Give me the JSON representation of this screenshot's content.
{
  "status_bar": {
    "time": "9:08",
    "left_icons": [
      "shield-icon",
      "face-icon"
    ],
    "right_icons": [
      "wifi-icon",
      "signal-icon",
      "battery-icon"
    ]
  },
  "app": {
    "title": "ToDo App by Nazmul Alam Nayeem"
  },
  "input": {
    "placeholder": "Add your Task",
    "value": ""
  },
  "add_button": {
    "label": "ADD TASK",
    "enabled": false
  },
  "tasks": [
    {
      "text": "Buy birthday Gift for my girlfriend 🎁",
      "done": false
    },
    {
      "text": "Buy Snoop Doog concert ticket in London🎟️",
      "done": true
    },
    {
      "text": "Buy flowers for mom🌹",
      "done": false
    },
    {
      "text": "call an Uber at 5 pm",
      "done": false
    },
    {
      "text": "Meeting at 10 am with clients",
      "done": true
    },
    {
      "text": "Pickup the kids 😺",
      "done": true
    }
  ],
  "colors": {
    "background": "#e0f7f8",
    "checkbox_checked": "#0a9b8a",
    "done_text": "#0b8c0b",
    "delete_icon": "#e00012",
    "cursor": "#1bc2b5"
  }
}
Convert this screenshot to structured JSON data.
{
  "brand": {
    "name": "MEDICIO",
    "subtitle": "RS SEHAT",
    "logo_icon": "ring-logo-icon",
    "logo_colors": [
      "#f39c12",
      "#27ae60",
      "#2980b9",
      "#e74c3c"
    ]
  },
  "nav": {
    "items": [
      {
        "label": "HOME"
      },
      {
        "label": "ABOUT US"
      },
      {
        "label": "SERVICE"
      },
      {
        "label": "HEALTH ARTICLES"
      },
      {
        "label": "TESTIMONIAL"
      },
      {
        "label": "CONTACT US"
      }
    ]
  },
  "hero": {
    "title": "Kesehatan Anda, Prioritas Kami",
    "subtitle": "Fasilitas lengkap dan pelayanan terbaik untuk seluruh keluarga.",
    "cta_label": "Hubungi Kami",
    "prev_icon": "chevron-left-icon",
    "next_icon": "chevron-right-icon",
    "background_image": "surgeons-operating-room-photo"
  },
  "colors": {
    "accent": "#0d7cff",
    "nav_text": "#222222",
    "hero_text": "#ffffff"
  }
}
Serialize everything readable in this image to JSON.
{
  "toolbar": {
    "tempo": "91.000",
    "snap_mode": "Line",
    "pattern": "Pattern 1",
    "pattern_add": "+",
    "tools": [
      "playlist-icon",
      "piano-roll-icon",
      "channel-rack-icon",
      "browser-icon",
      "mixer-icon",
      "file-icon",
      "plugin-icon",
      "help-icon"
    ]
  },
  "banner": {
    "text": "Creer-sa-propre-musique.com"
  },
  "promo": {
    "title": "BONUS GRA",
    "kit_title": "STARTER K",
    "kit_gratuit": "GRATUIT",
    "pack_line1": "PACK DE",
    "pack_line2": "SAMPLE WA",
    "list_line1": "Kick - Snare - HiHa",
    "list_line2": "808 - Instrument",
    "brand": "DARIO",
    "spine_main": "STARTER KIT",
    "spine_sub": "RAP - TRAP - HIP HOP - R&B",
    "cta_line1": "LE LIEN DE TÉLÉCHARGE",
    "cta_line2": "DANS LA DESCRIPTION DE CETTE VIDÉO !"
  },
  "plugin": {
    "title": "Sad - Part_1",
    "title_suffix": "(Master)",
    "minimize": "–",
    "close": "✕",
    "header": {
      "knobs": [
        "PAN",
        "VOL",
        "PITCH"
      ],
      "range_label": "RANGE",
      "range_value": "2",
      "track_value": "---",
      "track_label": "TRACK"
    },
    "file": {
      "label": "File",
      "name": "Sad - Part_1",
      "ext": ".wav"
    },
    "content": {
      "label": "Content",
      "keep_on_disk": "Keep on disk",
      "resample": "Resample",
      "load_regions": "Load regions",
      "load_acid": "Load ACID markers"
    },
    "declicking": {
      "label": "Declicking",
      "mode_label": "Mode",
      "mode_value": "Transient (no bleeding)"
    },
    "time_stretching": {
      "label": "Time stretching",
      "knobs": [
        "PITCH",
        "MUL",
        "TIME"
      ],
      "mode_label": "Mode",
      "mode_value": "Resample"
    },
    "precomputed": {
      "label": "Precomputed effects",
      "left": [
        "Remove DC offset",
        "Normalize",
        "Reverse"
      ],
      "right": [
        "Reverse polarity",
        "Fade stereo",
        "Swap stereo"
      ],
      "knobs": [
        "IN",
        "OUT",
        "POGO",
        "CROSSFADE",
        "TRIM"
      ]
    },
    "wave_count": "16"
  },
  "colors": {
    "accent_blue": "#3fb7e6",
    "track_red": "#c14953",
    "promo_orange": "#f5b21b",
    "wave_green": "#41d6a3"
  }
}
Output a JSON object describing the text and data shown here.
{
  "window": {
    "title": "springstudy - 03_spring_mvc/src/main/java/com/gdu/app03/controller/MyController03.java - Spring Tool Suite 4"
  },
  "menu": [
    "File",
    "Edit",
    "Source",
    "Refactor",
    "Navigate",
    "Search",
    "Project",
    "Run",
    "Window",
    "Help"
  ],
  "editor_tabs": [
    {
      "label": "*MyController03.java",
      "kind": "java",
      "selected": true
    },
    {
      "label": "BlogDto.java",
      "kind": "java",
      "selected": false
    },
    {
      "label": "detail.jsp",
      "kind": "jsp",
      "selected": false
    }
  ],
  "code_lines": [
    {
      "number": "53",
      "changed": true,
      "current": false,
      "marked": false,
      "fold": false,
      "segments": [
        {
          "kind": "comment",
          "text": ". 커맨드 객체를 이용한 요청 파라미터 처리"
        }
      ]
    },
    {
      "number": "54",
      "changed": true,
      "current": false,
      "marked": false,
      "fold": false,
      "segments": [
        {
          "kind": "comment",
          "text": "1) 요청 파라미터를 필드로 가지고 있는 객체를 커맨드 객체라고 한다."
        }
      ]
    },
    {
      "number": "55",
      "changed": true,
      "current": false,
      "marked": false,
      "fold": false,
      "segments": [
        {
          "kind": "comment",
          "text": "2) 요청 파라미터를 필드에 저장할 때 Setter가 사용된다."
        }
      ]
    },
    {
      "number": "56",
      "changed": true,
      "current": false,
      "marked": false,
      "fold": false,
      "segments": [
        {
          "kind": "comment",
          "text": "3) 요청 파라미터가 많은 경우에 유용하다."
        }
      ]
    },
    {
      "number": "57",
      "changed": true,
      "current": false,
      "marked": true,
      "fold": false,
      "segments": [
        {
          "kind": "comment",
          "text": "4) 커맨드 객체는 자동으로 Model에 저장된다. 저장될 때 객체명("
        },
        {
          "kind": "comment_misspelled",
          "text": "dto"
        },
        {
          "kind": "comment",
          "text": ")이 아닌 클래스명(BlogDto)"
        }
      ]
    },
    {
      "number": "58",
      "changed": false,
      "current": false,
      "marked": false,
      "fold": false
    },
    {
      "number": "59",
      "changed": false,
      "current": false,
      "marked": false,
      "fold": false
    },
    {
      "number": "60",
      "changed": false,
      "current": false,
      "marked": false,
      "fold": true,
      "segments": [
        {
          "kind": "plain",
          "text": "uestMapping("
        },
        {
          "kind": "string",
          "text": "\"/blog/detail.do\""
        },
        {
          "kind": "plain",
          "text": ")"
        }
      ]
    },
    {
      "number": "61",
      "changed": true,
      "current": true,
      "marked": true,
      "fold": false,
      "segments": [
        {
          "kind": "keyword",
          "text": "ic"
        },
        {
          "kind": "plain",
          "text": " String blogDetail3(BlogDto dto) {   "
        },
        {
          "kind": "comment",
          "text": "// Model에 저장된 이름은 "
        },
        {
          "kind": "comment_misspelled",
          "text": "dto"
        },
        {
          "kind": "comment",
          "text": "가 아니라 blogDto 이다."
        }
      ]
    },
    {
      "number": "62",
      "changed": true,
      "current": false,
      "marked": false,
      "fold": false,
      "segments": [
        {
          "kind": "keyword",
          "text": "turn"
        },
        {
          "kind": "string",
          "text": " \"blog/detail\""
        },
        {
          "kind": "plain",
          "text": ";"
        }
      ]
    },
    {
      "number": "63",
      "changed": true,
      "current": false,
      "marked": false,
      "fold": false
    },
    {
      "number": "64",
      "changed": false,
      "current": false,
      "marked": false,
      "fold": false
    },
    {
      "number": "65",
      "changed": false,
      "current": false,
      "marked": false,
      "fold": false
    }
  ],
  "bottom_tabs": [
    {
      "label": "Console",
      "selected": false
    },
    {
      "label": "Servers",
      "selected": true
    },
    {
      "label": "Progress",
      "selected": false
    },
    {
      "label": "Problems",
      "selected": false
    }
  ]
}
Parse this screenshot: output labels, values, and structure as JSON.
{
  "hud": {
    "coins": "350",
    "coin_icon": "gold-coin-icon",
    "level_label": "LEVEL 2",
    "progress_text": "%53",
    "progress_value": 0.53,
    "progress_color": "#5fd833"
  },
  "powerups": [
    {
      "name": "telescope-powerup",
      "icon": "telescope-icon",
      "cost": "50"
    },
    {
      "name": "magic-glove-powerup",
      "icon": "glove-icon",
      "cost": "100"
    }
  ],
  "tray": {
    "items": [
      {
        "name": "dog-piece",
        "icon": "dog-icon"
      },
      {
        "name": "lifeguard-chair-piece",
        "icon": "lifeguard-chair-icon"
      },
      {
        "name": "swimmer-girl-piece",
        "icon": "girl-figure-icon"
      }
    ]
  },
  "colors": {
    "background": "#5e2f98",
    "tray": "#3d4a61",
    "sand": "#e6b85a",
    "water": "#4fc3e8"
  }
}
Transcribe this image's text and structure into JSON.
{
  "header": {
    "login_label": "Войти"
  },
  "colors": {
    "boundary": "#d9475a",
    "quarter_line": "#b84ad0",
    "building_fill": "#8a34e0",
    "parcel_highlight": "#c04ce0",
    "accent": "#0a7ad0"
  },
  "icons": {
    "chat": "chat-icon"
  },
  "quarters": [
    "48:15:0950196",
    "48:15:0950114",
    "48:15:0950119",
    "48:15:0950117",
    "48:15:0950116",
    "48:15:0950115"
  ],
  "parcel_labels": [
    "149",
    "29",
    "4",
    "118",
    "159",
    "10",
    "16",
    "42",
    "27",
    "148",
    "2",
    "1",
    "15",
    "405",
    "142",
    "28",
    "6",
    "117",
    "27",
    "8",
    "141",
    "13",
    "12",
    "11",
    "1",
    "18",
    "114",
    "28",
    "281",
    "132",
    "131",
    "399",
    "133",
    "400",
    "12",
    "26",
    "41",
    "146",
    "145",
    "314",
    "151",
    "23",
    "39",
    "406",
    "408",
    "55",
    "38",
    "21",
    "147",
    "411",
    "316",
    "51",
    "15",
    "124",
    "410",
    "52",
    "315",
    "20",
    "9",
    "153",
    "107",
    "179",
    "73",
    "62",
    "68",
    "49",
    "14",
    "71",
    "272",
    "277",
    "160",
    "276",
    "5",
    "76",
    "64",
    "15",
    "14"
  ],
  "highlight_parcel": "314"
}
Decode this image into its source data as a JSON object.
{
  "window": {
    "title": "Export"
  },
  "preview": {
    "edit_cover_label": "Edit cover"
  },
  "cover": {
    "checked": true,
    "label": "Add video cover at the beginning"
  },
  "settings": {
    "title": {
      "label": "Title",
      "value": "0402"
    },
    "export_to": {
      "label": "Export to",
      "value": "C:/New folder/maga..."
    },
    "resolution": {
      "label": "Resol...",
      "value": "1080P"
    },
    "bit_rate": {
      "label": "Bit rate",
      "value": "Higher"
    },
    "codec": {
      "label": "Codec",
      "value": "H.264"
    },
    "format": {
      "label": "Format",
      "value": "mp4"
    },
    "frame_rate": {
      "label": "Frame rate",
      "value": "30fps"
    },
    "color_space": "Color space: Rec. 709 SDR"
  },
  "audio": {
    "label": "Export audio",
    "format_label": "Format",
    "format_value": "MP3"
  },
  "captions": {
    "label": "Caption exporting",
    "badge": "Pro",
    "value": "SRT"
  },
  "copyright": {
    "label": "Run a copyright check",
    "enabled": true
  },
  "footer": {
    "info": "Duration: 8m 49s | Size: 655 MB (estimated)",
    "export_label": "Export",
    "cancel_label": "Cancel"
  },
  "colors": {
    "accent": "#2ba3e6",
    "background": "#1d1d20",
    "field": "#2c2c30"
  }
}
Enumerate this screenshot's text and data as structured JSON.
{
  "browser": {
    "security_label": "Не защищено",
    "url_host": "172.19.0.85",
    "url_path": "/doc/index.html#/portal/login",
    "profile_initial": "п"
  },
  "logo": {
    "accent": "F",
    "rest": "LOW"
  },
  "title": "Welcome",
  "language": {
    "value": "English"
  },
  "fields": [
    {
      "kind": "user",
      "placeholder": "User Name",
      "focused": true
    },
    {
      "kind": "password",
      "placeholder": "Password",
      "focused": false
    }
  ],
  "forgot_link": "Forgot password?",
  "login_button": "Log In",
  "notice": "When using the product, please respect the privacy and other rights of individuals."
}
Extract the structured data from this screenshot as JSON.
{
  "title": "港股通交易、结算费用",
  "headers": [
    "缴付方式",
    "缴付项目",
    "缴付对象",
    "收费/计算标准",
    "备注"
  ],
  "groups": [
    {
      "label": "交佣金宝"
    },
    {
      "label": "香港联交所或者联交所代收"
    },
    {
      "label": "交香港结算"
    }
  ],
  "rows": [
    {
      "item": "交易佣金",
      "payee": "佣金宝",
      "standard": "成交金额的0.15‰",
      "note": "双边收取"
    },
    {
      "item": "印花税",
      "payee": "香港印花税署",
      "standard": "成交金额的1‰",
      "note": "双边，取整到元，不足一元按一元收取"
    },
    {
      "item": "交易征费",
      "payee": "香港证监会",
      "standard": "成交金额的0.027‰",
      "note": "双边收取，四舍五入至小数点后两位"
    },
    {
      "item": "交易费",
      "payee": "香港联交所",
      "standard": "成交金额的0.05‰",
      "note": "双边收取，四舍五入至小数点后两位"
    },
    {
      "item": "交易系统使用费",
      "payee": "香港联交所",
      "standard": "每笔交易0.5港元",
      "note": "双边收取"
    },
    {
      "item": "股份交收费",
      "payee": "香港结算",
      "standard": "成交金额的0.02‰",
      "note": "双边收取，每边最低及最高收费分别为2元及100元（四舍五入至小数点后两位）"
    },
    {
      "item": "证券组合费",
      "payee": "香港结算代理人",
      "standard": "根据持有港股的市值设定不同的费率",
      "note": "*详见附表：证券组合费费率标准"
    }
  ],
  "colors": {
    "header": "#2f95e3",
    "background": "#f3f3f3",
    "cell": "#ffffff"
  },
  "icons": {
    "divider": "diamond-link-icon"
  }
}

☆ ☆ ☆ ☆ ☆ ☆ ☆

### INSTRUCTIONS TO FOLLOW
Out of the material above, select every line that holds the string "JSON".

### RESULT OF THIS EXERCISE
Give me the JSON representation of this screenshot's content.
Convert this screenshot to structured JSON data.
Serialize everything readable in this image to JSON.
Output a JSON object describing the text and data shown here.
Parse this screenshot: output labels, values, and structure as JSON.
Transcribe this image's text and structure into JSON.
Decode this image into its source data as a JSON object.
Enumerate this screenshot's text and data as structured JSON.
Extract the structured data from this screenshot as JSON.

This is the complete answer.